_Task description_
Scan the entries below for the word "true" and copy every line where it turns up.

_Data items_

■ ■ ■

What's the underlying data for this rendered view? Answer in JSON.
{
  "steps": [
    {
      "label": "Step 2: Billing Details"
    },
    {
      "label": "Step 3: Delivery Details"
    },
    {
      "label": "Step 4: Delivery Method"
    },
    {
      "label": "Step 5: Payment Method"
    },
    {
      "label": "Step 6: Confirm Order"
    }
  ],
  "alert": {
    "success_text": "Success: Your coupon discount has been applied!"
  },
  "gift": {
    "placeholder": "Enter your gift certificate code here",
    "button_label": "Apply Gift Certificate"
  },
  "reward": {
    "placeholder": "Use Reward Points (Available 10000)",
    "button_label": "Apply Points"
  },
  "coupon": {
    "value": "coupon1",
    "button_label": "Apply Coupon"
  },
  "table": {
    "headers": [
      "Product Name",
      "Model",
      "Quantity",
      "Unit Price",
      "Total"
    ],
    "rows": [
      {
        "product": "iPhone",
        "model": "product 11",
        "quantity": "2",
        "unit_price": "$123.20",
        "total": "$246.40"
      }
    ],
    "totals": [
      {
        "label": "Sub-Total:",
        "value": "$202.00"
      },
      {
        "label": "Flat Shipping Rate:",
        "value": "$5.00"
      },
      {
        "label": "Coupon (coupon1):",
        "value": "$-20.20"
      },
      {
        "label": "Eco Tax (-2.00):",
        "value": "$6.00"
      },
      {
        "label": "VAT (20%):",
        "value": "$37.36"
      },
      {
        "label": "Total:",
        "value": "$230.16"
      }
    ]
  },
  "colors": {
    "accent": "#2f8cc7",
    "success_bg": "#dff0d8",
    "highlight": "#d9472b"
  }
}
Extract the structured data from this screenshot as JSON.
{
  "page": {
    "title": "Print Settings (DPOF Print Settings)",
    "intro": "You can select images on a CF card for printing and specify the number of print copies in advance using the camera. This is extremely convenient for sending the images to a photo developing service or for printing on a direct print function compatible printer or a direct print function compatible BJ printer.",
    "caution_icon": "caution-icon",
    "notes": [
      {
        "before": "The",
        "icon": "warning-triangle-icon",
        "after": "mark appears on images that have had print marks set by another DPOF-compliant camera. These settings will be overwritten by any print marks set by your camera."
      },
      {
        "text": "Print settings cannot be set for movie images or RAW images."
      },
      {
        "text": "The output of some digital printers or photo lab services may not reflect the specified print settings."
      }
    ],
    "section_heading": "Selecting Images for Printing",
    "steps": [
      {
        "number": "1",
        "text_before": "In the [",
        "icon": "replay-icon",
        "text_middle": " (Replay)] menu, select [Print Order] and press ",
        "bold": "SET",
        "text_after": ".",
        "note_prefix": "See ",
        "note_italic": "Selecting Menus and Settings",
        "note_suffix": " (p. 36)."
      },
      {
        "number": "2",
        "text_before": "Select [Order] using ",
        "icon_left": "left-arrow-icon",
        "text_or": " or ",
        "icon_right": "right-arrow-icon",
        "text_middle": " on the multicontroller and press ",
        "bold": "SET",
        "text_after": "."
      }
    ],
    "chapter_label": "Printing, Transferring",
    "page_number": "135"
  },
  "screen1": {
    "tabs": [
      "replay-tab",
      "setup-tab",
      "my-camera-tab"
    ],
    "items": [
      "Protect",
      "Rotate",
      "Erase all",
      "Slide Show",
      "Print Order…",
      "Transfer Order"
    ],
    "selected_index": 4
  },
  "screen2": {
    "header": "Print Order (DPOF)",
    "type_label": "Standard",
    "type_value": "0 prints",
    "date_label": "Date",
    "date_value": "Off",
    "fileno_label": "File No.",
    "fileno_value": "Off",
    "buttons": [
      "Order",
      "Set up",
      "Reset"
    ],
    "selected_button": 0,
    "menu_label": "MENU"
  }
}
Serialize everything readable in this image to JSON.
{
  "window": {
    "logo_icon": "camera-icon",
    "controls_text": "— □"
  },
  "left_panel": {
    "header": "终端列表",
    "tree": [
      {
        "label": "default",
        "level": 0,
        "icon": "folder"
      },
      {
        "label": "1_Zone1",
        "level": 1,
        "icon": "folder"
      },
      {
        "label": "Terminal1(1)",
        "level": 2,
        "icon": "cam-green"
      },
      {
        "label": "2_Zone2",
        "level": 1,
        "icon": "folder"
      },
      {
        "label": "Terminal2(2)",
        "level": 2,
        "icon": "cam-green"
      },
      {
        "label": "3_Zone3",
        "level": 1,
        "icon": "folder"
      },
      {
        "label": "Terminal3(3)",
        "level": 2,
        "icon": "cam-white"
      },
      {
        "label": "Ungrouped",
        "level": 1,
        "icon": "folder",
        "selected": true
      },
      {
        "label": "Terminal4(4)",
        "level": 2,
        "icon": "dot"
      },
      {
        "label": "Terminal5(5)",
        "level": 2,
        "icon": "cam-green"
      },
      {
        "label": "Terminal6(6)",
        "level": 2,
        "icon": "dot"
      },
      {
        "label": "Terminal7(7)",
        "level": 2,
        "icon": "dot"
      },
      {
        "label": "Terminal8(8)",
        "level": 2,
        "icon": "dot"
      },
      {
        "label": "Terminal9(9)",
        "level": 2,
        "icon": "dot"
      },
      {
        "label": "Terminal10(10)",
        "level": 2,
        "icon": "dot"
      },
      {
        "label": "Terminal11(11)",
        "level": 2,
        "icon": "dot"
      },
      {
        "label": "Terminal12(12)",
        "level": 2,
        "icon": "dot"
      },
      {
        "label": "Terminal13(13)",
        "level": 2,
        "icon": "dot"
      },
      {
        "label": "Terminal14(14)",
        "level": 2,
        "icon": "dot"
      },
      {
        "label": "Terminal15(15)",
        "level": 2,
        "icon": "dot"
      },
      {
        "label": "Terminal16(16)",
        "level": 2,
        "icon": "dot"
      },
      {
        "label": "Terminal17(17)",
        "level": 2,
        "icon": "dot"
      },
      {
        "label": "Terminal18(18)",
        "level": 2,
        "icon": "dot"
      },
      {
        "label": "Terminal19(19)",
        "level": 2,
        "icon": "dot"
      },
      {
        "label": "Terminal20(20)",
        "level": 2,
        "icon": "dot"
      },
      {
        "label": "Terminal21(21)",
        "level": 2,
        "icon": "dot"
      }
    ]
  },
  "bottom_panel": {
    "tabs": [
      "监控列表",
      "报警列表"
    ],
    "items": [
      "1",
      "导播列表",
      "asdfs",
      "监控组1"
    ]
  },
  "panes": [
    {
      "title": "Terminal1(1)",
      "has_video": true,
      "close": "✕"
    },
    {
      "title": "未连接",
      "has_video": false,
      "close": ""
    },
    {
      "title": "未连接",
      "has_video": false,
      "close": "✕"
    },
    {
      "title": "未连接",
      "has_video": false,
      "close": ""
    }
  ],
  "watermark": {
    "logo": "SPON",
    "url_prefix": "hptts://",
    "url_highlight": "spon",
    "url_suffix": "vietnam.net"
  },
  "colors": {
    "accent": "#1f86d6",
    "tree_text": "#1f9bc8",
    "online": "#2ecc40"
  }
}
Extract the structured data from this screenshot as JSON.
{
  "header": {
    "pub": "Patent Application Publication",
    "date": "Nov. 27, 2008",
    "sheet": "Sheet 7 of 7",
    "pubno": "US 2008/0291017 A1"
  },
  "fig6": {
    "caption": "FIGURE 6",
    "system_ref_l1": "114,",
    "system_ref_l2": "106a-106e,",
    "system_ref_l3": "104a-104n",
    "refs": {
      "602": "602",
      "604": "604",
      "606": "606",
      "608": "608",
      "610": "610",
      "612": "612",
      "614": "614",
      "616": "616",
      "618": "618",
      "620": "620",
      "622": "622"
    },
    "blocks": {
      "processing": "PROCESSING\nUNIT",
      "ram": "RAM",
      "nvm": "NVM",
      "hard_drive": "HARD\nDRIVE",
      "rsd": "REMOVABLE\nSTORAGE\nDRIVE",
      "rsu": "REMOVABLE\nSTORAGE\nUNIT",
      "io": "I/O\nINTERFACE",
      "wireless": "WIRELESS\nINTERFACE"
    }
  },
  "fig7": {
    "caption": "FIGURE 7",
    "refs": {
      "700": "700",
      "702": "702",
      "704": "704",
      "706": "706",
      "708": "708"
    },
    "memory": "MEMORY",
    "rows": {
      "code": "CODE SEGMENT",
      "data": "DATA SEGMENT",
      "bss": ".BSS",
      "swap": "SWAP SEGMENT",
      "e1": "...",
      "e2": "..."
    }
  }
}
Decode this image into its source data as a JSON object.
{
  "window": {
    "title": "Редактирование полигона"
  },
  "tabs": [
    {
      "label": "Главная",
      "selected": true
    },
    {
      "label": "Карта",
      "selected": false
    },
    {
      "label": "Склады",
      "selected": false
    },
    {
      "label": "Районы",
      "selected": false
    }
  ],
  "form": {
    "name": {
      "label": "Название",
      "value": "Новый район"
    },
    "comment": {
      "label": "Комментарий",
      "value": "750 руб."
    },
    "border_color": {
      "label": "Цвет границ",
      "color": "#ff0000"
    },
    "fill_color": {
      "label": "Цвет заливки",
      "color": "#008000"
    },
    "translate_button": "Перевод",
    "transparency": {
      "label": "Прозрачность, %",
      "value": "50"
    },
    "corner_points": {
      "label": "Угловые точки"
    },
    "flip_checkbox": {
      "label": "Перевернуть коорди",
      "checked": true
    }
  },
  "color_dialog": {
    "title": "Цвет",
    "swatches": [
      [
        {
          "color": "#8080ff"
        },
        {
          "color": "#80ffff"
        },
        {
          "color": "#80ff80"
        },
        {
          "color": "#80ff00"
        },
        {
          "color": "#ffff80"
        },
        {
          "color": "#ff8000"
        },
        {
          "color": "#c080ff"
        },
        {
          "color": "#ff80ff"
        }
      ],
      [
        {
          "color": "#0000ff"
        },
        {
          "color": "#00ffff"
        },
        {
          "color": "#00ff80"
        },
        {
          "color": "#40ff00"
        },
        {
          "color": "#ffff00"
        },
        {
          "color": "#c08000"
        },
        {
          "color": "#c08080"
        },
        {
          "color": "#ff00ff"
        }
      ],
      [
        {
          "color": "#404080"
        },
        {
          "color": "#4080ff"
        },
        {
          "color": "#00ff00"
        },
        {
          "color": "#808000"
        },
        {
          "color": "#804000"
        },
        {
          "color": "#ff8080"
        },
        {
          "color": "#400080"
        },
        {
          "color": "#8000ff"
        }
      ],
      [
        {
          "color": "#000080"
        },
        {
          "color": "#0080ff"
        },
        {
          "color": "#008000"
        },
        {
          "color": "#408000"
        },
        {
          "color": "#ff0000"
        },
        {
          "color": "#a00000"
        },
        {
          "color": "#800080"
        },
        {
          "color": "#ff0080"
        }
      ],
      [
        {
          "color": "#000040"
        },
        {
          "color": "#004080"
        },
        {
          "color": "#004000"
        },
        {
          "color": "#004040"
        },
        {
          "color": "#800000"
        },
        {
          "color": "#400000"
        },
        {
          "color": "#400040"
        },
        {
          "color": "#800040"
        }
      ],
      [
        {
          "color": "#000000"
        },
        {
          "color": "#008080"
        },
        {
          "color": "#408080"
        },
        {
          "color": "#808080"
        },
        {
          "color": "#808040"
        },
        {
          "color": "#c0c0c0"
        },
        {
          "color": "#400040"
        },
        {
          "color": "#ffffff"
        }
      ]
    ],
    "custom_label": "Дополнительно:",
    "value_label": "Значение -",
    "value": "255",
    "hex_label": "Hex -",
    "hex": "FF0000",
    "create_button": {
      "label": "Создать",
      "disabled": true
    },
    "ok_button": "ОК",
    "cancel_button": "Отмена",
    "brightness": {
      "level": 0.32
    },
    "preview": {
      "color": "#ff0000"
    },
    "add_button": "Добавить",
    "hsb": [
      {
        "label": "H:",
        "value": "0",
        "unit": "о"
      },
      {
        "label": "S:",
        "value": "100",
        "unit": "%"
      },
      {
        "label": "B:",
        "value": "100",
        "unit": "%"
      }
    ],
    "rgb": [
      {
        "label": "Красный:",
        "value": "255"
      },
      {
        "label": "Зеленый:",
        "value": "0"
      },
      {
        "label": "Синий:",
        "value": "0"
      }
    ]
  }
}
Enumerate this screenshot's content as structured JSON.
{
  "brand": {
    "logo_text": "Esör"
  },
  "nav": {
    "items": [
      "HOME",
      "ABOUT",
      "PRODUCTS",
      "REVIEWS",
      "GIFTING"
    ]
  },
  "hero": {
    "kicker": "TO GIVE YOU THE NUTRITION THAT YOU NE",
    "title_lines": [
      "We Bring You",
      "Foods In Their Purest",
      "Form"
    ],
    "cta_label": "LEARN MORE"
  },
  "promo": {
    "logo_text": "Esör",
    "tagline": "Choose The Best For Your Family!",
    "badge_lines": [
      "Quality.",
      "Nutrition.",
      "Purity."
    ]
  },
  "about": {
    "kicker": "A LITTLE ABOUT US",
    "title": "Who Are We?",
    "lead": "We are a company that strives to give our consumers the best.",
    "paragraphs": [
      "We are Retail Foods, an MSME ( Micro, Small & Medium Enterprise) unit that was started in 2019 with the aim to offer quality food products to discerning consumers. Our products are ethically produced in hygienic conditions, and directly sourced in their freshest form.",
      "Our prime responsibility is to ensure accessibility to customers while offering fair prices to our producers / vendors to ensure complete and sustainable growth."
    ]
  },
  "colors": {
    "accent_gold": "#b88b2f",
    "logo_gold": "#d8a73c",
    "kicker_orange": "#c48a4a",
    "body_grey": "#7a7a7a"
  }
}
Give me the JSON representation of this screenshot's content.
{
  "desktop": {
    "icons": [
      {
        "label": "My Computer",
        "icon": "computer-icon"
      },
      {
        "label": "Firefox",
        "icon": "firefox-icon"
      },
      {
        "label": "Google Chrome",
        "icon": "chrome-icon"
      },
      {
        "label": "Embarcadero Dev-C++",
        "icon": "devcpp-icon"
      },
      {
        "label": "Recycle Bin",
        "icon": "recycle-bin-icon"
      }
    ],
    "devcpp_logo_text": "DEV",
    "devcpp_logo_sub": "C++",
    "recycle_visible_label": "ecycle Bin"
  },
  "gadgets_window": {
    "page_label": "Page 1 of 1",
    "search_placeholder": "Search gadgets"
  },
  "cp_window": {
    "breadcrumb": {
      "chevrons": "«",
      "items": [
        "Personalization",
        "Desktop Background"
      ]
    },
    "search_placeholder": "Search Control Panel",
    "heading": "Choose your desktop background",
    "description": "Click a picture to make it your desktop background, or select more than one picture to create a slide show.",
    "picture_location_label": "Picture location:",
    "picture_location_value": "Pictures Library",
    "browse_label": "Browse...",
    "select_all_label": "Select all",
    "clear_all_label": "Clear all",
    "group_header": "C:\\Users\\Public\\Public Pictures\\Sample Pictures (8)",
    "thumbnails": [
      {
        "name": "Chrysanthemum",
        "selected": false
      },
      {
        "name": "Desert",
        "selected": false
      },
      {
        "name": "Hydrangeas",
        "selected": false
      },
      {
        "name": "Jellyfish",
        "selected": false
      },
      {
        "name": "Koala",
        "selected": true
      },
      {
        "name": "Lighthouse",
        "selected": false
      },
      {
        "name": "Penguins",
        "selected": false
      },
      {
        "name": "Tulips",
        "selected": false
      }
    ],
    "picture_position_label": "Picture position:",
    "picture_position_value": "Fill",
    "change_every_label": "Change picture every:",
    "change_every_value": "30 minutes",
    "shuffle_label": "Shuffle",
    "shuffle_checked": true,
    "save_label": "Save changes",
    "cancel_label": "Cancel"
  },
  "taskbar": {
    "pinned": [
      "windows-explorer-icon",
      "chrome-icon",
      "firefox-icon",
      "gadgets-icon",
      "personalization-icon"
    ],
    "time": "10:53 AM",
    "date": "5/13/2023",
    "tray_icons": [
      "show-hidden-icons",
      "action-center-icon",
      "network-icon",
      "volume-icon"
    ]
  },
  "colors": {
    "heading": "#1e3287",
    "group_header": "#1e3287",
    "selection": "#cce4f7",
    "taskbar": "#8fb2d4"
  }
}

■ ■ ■

_Answer area_
        "selected": true
      "has_video": true,
      "selected": true
      "checked": true
      "disabled": true
        "selected": true
    "shuffle_checked": true,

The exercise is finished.